**What to do**
Nothing may be changed. Give the entries below again exactly.

**Supplied records**

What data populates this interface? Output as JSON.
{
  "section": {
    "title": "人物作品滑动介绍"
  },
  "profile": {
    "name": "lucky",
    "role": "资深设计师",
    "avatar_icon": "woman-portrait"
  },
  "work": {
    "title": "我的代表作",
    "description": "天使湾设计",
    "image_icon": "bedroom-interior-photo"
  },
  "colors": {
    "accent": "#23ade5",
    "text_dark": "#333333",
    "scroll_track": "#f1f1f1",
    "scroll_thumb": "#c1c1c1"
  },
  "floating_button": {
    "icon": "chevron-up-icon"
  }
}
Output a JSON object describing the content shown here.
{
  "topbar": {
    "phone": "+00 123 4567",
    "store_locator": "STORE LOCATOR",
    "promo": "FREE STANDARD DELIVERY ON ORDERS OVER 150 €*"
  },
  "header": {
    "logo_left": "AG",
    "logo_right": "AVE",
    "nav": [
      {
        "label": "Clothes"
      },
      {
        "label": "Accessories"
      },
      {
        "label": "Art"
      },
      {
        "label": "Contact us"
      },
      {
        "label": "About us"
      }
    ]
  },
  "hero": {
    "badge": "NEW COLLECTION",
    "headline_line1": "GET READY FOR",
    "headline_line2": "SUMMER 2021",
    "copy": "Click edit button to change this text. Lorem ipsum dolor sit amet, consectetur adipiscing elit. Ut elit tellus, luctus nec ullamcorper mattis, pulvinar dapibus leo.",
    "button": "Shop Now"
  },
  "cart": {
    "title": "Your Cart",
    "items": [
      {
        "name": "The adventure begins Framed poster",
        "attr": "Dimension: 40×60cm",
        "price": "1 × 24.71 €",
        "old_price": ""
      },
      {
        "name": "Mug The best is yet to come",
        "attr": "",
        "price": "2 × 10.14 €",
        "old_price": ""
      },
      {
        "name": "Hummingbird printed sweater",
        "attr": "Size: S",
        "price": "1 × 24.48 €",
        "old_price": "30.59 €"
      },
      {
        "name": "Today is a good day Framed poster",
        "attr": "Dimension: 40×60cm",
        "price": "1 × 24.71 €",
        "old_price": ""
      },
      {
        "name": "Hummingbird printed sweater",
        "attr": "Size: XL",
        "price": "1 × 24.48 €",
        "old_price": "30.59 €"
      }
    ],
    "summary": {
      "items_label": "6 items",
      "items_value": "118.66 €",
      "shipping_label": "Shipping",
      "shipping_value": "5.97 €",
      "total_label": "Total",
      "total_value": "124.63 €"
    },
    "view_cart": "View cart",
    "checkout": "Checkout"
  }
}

**Output for this task**
What data populates this interface? Output as JSON.
{
  "section": {
    "title": "人物作品滑动介绍"
  },
  "profile": {
    "name": "lucky",
    "role": "资深设计师",
    "avatar_icon": "woman-portrait"
  },
  "work": {
    "title": "我的代表作",
    "description": "天使湾设计",
    "image_icon": "bedroom-interior-photo"
  },
  "colors": {
    "accent": "#23ade5",
    "text_dark": "#333333",
    "scroll_track": "#f1f1f1",
    "scroll_thumb": "#c1c1c1"
  },
  "floating_button": {
    "icon": "chevron-up-icon"
  }
}
Output a JSON object describing the content shown here.
{
  "topbar": {
    "phone": "+00 123 4567",
    "store_locator": "STORE LOCATOR",
    "promo": "FREE STANDARD DELIVERY ON ORDERS OVER 150 €*"
  },
  "header": {
    "logo_left": "AG",
    "logo_right": "AVE",
    "nav": [
      {
        "label": "Clothes"
      },
      {
        "label": "Accessories"
      },
      {
        "label": "Art"
      },
      {
        "label": "Contact us"
      },
      {
        "label": "About us"
      }
    ]
  },
  "hero": {
    "badge": "NEW COLLECTION",
    "headline_line1": "GET READY FOR",
    "headline_line2": "SUMMER 2021",
    "copy": "Click edit button to change this text. Lorem ipsum dolor sit amet, consectetur adipiscing elit. Ut elit tellus, luctus nec ullamcorper mattis, pulvinar dapibus leo.",
    "button": "Shop Now"
  },
  "cart": {
    "title": "Your Cart",
    "items": [
      {
        "name": "The adventure begins Framed poster",
        "attr": "Dimension: 40×60cm",
        "price": "1 × 24.71 €",
        "old_price": ""
      },
      {
        "name": "Mug The best is yet to come",
        "attr": "",
        "price": "2 × 10.14 €",
        "old_price": ""
      },
      {
        "name": "Hummingbird printed sweater",
        "attr": "Size: S",
        "price": "1 × 24.48 €",
        "old_price": "30.59 €"
      },
      {
        "name": "Today is a good day Framed poster",
        "attr": "Dimension: 40×60cm",
        "price": "1 × 24.71 €",
        "old_price": ""
      },
      {
        "name": "Hummingbird printed sweater",
        "attr": "Size: XL",
        "price": "1 × 24.48 €",
        "old_price": "30.59 €"
      }
    ],
    "summary": {
      "items_label": "6 items",
      "items_value": "118.66 €",
      "shipping_label": "Shipping",
      "shipping_value": "5.97 €",
      "total_label": "Total",
      "total_value": "124.63 €"
    },
    "view_cart": "View cart",
    "checkout": "Checkout"
  }
}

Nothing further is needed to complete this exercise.